Lastly, consider your long-term career goals. Some professions are predominantly salaried, while others are primarily hourly. Your choice might influence the kind of jobs you’re likely to get in the future.
Remember, there’s no universally “right” choice between salary and hourly wages. It’s a decision that should reflect your unique circumstances, values, and goals. Armed with an understanding of both payment structures, you can confidently choose the path that leads you toward your career and financial objectives.
Simplify Your Payroll with Paystubhero: Your Go-To Solution for Efficient Payroll Management
Whether you’re an entrepreneur, freelancer, small business owner, or independent contractor, managing your payroll efficiently and accurately is a crucial part of your business operations.
However, this process can often seem daunting, especially if you’re juggling multiple responsibilities or lack the resources to invest in complex payroll systems. This is where Paystubhero steps in, offering a robust yet straightforward solution that streamlines your payroll management with just a few clicks.
One of the biggest challenges many businesses face is understanding and correctly implementing the varying payment structures—be it hourly or salaried. With Paystubhero, this issue becomes a thing of the past.
Our platform is designed to handle all the calculations for you, ensuring accurate and reliable results every time. All you need to do is enter your company and employee information, and our system does the rest. It’s as simple as 1-2-3!
Moreover, we understand that every penny counts when you’re running a business, and high-priced software designed for big businesses might not be the best fit for your needs.
That’s why we’ve tailored our platform to be both cost-effective and comprehensive, giving you the power to generate paystubs quickly and efficiently without breaking the bank.
But the benefits of Paystubhero don’t stop at cost and efficiency. We’re committed to providing a user-friendly experience, ensuring our platform is easily navigable even for those with limited technical skills.
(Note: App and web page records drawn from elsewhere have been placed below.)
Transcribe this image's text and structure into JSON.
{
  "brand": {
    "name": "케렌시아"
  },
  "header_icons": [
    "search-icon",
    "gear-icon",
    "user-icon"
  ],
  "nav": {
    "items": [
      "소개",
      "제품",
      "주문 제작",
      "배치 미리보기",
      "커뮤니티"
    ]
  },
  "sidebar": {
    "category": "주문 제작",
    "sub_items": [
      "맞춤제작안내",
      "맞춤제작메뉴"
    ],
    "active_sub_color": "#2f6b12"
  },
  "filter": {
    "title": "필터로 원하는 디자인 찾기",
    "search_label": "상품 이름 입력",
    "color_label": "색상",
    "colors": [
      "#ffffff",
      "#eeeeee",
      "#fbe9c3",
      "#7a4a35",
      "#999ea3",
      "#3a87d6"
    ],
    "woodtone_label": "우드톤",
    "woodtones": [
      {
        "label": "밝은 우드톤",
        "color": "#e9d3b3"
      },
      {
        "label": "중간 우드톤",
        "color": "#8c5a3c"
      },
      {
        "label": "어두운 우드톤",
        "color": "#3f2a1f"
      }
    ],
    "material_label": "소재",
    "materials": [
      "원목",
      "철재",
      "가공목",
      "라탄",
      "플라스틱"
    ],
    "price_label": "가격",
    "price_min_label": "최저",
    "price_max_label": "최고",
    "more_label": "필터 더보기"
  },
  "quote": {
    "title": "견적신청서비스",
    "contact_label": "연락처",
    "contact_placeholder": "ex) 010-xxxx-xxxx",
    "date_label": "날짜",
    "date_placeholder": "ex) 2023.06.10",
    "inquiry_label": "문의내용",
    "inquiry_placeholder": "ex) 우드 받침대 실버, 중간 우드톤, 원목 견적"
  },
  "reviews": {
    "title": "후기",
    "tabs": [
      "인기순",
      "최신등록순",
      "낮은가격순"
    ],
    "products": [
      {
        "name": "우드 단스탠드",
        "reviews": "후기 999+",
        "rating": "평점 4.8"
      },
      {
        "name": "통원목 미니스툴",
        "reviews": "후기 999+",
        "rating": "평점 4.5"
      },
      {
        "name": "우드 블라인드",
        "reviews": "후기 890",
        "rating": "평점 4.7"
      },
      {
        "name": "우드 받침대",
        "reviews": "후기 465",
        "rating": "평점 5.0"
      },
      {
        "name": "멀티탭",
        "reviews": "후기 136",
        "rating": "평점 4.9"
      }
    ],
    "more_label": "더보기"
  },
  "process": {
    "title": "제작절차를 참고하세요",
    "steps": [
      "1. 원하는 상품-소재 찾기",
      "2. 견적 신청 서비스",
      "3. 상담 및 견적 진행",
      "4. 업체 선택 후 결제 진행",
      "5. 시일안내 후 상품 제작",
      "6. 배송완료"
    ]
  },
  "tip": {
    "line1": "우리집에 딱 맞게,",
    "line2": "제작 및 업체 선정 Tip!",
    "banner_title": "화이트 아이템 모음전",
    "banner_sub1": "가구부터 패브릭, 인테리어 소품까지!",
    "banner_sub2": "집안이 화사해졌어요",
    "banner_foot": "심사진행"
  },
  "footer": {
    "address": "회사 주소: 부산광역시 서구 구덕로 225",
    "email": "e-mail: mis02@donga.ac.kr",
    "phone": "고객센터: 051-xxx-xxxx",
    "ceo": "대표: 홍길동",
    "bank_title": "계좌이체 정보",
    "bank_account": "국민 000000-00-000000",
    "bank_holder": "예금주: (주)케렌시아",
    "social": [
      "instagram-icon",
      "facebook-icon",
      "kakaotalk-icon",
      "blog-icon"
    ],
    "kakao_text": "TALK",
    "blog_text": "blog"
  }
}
We also take pride in our top-notch customer service, ready to assist you at every step of your payroll journey.
So why wait? Transform the way you manage payroll with Paystubhero, and spend less time worrying about paystubs and more time focusing on growing your business.
Frequent Asked Questions
- Is it better to make hourly or salary?
- The choice between hourly and salary depends on your personal needs and circumstances. If you value income stability and comprehensive benefits, a salaried position might be better. However, if you prefer flexible work hours and the opportunity for overtime pay, hourly could be the right choice.
- Is it worth it to go from hourly to salary?
- Transitioning from hourly to salary can be worth it if you’re seeking a consistent income and typically work standard hours. It’s important to consider your personal situation, potential benefits, and the nature of the role.
- What are the pros and cons of being on salary?
- Pros: Stable income, typically comes with a comprehensive benefits package.
- Cons: May require working longer hours without additional pay, often entails greater responsibility.
- How much is 55k a year hourly?
- Assuming a standard full-time schedule (40 hours per week for 52 weeks), a salary of $55,000 per year equates to approximately $26.44 per hour.